3. Health Improvement Programme (HIP) will be the local strategy for improving health and healthcare. Criteria for HIP are laid out in the Green Paper "Our Healthier Nation" and the Health Service Circular 1998/065 'The New NHS Modern and Dependable.

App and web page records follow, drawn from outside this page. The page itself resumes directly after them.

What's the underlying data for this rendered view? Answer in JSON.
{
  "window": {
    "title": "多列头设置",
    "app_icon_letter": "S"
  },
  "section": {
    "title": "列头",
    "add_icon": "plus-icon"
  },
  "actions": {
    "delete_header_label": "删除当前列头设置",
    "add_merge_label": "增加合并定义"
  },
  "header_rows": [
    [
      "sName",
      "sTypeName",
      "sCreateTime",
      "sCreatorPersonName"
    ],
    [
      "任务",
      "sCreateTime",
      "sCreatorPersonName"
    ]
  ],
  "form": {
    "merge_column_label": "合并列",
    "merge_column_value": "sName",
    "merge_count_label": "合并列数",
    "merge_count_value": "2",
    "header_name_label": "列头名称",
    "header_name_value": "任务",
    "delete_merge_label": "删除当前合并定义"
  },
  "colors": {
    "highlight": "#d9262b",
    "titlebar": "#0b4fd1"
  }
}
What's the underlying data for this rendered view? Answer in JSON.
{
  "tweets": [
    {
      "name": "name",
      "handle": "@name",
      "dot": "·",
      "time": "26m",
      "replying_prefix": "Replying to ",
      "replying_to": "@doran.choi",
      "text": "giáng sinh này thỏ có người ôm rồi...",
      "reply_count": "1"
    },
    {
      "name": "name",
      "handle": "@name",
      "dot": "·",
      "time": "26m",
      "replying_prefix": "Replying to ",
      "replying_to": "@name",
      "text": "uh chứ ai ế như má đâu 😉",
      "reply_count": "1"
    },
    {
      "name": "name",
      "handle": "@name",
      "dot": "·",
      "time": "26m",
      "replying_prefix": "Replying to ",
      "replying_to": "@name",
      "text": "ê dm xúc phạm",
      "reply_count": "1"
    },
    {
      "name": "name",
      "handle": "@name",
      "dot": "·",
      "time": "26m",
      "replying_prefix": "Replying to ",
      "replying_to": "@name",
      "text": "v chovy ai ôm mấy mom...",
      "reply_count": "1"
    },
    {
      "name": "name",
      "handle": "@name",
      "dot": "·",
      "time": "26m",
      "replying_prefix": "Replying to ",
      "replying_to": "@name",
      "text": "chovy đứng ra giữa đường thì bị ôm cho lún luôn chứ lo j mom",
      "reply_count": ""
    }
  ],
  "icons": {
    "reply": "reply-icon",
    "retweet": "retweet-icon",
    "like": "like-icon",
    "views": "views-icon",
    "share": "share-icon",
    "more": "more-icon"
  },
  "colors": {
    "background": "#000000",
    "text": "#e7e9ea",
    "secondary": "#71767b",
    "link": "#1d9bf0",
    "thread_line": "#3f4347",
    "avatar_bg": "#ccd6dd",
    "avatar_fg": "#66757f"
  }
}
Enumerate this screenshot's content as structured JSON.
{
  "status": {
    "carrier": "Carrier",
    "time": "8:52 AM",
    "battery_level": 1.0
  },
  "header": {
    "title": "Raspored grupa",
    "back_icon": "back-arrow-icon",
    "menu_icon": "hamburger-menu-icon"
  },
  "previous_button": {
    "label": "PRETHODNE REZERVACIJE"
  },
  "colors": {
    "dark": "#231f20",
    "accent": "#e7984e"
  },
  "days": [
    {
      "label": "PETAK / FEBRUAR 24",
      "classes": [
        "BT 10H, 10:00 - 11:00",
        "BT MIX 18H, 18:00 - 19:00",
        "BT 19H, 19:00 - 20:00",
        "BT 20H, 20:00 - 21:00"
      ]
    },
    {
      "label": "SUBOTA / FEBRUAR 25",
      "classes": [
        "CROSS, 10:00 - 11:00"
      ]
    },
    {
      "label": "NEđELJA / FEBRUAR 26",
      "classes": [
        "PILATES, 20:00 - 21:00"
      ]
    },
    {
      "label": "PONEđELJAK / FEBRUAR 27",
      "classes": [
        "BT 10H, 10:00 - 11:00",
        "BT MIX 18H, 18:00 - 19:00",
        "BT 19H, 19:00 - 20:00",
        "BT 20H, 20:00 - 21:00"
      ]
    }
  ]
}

Establishing Primary Care Groups'. NHS Executive.
White Paper on HIP:
- The most important health needs of the local population and how these are to be met by the NHS and its partner organisations through broader action on public health.
- The main healthcare requirements of local people, and how local services should be developed to meet them either directly by the NHS, or where appropriate jointly with social services.
- The range, location and investment required in local health services to meet the needs of local people.
Green Paper on HIP:
- Give a Clear description of how the national aims, priorities targets and contracts will be tackled locally.
- Set out a range of locally-determined priorities and targets to address issues and problems which are judged important, with particular emphasis on addressing areas of major health inequality in local communities.
- Specify agreed programmes of action to address these national and local health improvement priorities.
- Show that the action proposed is based on evidence of what is known to work (from research and best practice)
- Show what measures of local progress will be used (including those required for national monitoring purposes)
- Indicate which local organisations have been involved in drawing up the plan, what their contribution will be and how will they be held to account for delivering it.
- Ensure that the plan is easy to understand and accessible to the public.
- Be a vehicle for setting strategies for the reshaping of local health services.
- That relevant statutory and nonstatutory organisations, patient and carer groups, professional groups, and the wider public have not only been engaged in the process of developing and consulting on the HIP and are signed up to its content, but that the engagement has been "real" and "meaningful" and not tokenistic.
4. Health Service Circular 1998/065 'The New NHS Modern and Dependable. Establishing Primary Care Groups'. NHS Executive.
6. Department of Health Circular. El (95) 114 Reviewing Shared Care Arrangements for Drug Misusers. NHS Executive.
7. The Task Force to Review Services for Drug Misusers. Report of an Independent Review of Drug Treatment Services in England. Department of Health (1996).
8. Tackling Drugs to Build a Better Britain. The Governments Ten Year Strategy for Tackling Drugs Misuse presented to Parliament by the president of the Council by Command of Her Majesty. April 1998.
9. Barjolin J (1997) Conference Report: Managing Drug Users in General Practice. 'Embracing the Diversity'. Royal College of General Practitioners. October 1997.
10. Tackling Drugs Together: A Strategy for England 1995 -1998. May 1995. HMSO. London.
11. Health Service Guideline (96) 31 'A National Framework for the Provision of Secondary Care Within General Practice'. NHS Executive.
12. Tackling Drugs to Build a Better Britain. The Government's Ten Year Strategy for Tackling Drugs Misuse. Presented to Parliament by the President of the Council by command of Her Majesty. April 1998.